“We wanted to have the customers tell us what needed to be fixed,” says Davidson. “That formed the basis of the SCOPE project: Supply Chain Operational Excellence.”
The customer group then prioritized the most critical of the identified problems. While Oracle NetSuite representatives anticipated the majority of the problem areas, a few came as a surprise, such as new product information (NPI) and documentation. Customers wanted tools that would alert them when a product or system was reaching the end of its life. They also wanted their suppliers to have access to the latest product drawing and specs on a 24/7 basis. From this input, product changes and improvements were mapped out and implemented.
Since 2015, Oracle NetSuite has repeated this same customer input process several times over, each time with an increased number of participating customers. The end result? As the company rolls out new product functionality, it knows the enhanced solutions will solve its customer’s most urgent problems.
In the latest product update, Oracle NetSuite unveiled a variety of new or enhanced supply chain features that affect all parts of the business, including:
“We’re still working on it,” Davidson says. “It’s a fun project to be part of, and it will be interesting to see all the functionality when it’s finished.”
About This Report
The information in this report was researched and produced by Industrial Distribution in conjunction with NetSuite.
About Oracle NetSuite
Based in San Mateo, CA, Oracle NetSuite is the leading cloud ERP provider, whose platform includes financials, customer relationship management (CRM), inventory management, ecommerce and more.
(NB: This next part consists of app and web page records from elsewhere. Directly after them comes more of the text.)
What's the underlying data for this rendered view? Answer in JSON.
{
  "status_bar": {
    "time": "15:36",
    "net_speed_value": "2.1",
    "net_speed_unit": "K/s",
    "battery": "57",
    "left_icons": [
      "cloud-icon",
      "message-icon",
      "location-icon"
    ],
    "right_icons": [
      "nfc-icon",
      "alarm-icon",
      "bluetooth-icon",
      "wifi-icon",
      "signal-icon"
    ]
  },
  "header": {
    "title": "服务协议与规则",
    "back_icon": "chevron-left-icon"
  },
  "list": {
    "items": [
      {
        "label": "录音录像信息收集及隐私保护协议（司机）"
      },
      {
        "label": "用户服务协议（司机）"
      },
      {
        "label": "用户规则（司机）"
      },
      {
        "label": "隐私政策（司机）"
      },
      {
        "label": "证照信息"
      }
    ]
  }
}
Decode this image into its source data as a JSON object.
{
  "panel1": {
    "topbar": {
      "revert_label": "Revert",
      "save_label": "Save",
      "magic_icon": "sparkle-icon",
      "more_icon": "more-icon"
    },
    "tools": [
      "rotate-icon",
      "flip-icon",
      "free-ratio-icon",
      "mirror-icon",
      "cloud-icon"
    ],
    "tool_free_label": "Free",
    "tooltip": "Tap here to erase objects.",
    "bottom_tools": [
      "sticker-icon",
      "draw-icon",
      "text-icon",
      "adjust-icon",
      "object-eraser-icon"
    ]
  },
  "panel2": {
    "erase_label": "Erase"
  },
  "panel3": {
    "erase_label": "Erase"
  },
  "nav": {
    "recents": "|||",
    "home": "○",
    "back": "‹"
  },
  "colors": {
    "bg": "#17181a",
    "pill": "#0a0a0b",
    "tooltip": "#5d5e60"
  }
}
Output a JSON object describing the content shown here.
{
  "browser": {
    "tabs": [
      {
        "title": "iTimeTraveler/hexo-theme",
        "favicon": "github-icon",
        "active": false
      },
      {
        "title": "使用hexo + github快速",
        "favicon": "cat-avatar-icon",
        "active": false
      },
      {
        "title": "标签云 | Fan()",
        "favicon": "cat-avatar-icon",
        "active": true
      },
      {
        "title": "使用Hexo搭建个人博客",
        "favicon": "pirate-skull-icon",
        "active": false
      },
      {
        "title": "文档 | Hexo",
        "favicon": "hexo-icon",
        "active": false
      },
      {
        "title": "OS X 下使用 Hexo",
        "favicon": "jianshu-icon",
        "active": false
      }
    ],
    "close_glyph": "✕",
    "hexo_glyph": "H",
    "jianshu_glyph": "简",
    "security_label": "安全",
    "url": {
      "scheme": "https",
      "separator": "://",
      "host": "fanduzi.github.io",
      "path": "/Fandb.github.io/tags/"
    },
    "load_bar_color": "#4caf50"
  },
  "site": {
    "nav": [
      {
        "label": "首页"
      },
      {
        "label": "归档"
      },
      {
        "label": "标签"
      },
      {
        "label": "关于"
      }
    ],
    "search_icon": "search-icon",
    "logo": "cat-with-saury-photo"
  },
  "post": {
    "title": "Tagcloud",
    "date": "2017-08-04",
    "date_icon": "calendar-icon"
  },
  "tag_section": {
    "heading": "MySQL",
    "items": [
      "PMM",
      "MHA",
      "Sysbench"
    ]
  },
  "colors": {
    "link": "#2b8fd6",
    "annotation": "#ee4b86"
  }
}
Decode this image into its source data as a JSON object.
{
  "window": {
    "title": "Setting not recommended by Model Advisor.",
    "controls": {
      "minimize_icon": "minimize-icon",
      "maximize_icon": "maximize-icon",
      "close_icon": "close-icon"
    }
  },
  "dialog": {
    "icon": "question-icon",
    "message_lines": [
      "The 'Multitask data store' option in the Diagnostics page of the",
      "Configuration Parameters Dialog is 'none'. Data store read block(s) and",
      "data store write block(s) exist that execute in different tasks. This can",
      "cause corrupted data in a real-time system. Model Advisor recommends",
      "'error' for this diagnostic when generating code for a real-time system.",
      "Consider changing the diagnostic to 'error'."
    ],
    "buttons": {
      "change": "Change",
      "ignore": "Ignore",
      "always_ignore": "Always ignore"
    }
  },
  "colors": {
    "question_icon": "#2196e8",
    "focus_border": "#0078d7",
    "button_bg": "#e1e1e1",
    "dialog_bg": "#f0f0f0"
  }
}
Over 40,000 organizations and subsidiaries around the world run on NetSuite.